“It actually requires fixed advocacy and vigilance and neighborhood engagement, even once we make positive aspects,” mentioned Miranda Galindo, senior counsel for LatinoJustice PRLDEF, one of many teams that filed the lawsuit.

“This can be a nonpartisan problem,” Galindo mentioned. “That is one thing about having honest entry, that voting and democracy will not be conditional on being fluent in English.”

For many years, Osama Siblani, who lives close to Dearborn and is the writer of the Arab American Information, has printed election data in Arabic. He was considered one of three volunteers who had been commissioned to assist with town’s Arabic-language ballots.

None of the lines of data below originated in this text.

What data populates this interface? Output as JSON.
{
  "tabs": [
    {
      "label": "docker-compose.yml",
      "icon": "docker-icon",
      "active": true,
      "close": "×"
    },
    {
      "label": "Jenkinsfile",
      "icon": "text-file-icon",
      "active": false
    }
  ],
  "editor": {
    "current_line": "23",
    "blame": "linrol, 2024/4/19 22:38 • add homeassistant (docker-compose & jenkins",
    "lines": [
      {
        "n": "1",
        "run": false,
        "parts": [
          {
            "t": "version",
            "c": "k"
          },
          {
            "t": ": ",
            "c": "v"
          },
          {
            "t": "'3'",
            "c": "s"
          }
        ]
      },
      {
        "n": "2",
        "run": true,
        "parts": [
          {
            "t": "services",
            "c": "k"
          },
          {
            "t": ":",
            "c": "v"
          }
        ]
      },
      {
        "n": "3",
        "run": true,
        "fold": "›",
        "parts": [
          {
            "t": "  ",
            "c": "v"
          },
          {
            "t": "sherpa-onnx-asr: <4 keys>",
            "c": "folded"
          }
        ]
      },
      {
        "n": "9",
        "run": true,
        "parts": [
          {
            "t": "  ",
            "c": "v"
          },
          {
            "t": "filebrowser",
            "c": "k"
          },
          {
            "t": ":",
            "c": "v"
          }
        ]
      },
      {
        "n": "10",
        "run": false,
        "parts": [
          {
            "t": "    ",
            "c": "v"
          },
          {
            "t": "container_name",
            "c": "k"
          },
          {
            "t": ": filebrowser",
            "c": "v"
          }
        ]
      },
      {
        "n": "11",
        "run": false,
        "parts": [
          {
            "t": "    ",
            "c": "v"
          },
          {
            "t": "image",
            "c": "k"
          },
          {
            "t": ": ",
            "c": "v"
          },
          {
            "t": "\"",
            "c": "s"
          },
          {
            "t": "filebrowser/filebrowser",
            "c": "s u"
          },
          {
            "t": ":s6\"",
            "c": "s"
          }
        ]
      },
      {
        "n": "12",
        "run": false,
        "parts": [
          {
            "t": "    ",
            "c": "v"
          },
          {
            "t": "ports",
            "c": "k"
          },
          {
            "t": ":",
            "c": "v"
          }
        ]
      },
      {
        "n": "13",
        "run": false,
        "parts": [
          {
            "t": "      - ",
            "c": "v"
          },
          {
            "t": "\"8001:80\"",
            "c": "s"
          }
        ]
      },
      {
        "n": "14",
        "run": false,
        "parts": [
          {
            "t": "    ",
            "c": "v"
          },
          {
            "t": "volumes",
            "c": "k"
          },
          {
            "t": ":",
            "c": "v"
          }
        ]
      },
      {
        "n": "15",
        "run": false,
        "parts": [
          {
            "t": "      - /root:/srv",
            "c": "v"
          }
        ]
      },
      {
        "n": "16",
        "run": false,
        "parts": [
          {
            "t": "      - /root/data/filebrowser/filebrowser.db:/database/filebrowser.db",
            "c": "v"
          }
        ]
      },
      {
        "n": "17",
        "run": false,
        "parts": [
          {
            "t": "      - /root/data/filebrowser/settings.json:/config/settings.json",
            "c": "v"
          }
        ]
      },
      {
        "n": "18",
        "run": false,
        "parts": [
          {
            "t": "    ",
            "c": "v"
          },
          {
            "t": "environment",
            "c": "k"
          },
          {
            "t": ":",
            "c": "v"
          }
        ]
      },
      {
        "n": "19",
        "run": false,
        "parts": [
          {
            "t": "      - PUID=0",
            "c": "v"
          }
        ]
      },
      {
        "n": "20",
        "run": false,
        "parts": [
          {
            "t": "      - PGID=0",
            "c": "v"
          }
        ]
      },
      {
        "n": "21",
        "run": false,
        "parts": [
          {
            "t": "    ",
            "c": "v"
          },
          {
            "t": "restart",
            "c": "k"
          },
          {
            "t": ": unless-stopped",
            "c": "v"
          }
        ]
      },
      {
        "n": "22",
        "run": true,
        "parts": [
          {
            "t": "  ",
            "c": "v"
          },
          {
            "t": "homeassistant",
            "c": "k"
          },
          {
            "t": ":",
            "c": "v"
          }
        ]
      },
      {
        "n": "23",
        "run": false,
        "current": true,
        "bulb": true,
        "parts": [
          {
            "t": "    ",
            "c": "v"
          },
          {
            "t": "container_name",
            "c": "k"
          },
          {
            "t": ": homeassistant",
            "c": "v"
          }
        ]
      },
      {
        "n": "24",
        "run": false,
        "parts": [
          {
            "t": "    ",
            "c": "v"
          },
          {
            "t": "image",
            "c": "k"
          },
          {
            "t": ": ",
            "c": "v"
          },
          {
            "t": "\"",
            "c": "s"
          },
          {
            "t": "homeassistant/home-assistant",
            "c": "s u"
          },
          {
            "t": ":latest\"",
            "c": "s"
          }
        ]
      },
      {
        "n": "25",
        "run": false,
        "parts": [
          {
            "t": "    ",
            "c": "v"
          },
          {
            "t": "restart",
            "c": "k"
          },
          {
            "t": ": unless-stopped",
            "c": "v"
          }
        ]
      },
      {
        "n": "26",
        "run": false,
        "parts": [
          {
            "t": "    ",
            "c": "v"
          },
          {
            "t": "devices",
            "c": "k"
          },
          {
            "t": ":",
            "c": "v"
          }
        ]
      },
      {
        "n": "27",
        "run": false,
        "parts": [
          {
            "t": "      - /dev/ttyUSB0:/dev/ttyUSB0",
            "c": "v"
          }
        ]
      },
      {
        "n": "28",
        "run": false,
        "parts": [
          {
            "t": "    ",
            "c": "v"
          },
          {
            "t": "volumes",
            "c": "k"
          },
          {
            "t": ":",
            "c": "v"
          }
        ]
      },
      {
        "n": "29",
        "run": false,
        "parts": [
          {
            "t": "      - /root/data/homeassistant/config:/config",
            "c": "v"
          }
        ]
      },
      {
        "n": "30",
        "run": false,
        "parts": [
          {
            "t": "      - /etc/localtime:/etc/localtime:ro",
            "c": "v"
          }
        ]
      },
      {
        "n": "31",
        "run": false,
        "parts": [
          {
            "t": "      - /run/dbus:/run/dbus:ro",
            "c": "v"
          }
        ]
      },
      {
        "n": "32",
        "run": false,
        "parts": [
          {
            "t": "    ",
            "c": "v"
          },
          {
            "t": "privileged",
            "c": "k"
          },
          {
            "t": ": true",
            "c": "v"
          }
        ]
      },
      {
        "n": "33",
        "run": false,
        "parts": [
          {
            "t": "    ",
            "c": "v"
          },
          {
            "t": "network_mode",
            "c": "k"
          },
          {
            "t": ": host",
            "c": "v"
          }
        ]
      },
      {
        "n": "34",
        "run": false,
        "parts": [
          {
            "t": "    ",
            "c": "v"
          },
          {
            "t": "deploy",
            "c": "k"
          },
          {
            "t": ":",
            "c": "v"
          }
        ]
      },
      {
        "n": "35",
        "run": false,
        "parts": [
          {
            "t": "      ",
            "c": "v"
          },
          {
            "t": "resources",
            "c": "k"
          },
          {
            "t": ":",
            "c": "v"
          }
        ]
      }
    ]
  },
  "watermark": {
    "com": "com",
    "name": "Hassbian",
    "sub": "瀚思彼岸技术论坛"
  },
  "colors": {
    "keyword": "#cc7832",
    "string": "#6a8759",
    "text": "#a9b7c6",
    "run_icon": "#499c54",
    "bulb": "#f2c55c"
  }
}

Regardless of the mishap this yr, Siblani mentioned he’s ready to see if the translated ballots and election supplies could have a tangible impact on the neighborhood’s voting numbers.

“I’ve been publishing the Arab American Information for 38 years and I do know my neighborhood was not taking part [in elections] due to the dearth of figuring out the English language sufficient to make an vital selection,” he mentioned.

Arelis R. Hernández contributed to this report.